First time I heard her voice, I thought Soundcloud had made a mistake with her name, I expected the vocalist singing on her debut album Lights, to be a Caucasian female. I’m just another statistic, as other people too were gobsmacked by her race. “There are some interesting assumptions about my race, which are always great conversation starters,” she says.
There aren’t any songs sang in vernac in her album, but says she can and does write in isiXhosa. “I have reworked a song I wrote in French into isiXhosa that I’ve played for a French project I join every now and then, and have written some songs in isiXhosa that haven’t yet seen the light of day.”
She has a cocktail of musical influences, from Miriam Makeba, Ella Fitzgerald, Mango Groove, Ray Charles-all of whom she grew up listening to, added with the alternative music of Radiohead, Bon Iver and Sufjan Stevens.
Last year she released her heart-warming and soul reviving album, Lights. The ditties in there have a sense of one who has overcome demons and realised the light inside themselves and those around them. A bit like those sisters that have just taken up Yoga, using Namaste as their only pleasantry.
“The songs on Lights were written over a few years, with some difficult periods of course. I wasn’t going through a difficult time when I wrote Lights [the song], specifically, I was looking back at the bitter-sweet end of a relationship.”
They are headed to studio for a follow up to that album, which could be expected early next year she says.
BACK from a brief self-imposed hiatus, Nasty C receives a handful of nominations for this year’s South African Hip Hop Awards.
After feeling unappreciated for his efforts in 2016, Nasty C boycotted last year’s SAHHA, this was during his time as a Mabala Noise artist. Now under Universal Music Group, real name David Junior Ngcobo, seems to have had a change of heart towards the awards. “There’s no one we actually have a problem with and speaking on the Nasty C issue, we’re still not aware why they chose not to send, but it’s always love. The awards are for the community,” founder and organiser Osmic Menoe says.
Nasty C has had an amazing year, avoiding any possible sophomore jitters, he released Strings and Bling this year and has managed to stay in conversation prior and post release.
He was recently part of BET’s SA cypher together with fellow current chief emcees A-Reece and Shane Eagle. Strings and Bling is nominated in the album of the category, where Nasty C will battle it out with Da Les’ High Life, Cebisa by Zakwe, Baby Brother ya Blaklez and K.O’s SR2.
For his pen game on Strings and Bling, he is nominated in the salivating Lyricist of The Year together with Zakwe, Stogie T, Ginger Breadman and PDotO. The Best Remix, Collab, Radio Show, Video, Song of the year and Best Male and Female categories will be voted for by the public. The awards take place at Gold Reef City’s Lyric Theatre for the seventh consecutive time on December 19. “We have made a home out of the venue, we appreciate the professionalism and love they always show to the awards,” says Osmic.

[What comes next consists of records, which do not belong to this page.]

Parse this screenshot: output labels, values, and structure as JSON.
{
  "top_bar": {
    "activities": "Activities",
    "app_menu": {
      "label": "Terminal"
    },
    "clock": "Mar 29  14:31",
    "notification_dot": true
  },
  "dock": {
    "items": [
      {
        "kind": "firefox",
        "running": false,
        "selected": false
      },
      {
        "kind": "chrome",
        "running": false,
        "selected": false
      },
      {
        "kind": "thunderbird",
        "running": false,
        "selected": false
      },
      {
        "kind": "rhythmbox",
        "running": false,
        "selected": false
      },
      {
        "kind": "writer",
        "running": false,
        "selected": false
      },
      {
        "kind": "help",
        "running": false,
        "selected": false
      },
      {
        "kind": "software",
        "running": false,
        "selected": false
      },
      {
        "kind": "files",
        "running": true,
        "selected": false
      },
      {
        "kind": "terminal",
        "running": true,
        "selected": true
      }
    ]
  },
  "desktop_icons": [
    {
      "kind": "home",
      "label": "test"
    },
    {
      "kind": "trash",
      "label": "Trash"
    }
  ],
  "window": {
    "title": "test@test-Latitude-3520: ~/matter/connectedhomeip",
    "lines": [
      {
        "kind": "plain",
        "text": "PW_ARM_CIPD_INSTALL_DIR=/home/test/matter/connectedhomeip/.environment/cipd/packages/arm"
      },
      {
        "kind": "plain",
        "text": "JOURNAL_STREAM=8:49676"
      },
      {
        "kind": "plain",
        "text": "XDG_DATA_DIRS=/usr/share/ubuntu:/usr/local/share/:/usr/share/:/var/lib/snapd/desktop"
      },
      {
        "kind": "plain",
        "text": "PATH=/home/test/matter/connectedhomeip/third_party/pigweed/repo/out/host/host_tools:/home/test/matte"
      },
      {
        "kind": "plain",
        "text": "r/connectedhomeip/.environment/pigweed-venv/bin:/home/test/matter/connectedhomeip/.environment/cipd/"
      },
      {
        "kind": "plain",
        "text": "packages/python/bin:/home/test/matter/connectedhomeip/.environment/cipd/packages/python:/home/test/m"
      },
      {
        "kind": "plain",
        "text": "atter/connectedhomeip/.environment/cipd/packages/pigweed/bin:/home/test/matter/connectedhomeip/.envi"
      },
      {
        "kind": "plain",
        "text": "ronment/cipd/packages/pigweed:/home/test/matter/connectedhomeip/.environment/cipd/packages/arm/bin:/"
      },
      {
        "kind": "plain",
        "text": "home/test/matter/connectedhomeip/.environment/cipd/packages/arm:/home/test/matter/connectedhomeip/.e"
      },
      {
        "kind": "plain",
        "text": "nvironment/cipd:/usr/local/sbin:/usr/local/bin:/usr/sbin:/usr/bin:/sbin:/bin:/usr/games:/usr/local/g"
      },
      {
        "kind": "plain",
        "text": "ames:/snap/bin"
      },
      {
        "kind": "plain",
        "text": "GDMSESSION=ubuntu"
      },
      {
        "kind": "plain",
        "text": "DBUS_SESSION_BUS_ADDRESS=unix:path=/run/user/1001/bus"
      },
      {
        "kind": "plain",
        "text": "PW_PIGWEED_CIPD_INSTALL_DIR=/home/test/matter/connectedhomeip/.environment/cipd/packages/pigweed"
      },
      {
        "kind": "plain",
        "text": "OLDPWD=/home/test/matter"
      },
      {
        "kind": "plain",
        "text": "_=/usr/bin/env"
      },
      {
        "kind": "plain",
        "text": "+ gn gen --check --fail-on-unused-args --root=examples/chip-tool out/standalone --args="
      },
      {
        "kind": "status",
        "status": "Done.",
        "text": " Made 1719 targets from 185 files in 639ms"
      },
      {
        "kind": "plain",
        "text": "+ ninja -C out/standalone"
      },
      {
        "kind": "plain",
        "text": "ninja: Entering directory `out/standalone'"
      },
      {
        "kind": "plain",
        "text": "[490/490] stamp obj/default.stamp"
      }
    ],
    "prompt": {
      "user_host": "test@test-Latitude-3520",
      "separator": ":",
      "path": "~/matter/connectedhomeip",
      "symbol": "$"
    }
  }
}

Nasty C is nominated twice in the Song of the Year category, for Send Me Away and his collaborative joint with A$AP Ferg, King. The same track is nominated as one of the best collabos of the year, together with Boity’s mystifying Wuz Dat. Nasty C is nominated eight times, or nine if the collab with Boity is included. Also in there is DJ Speedsta and OKMalumKoolKat in Combos Communicating, Riky Rick’s Stay Shinning with Cassper Nyovest, Professor and Major League DJs- among the list of 10 tracks nominated.
The ceremony will be broadcast on SABC 1, after being on e.TV and MTV Base in previous years. “We still with SABC 1 after the good numbers last year of 2 million viewers. We felt at home and appreciated the fact that they were willing to take a chance.”
Other artists who have a slew of nominations are Zakwe, Kwesta and Riky Rick.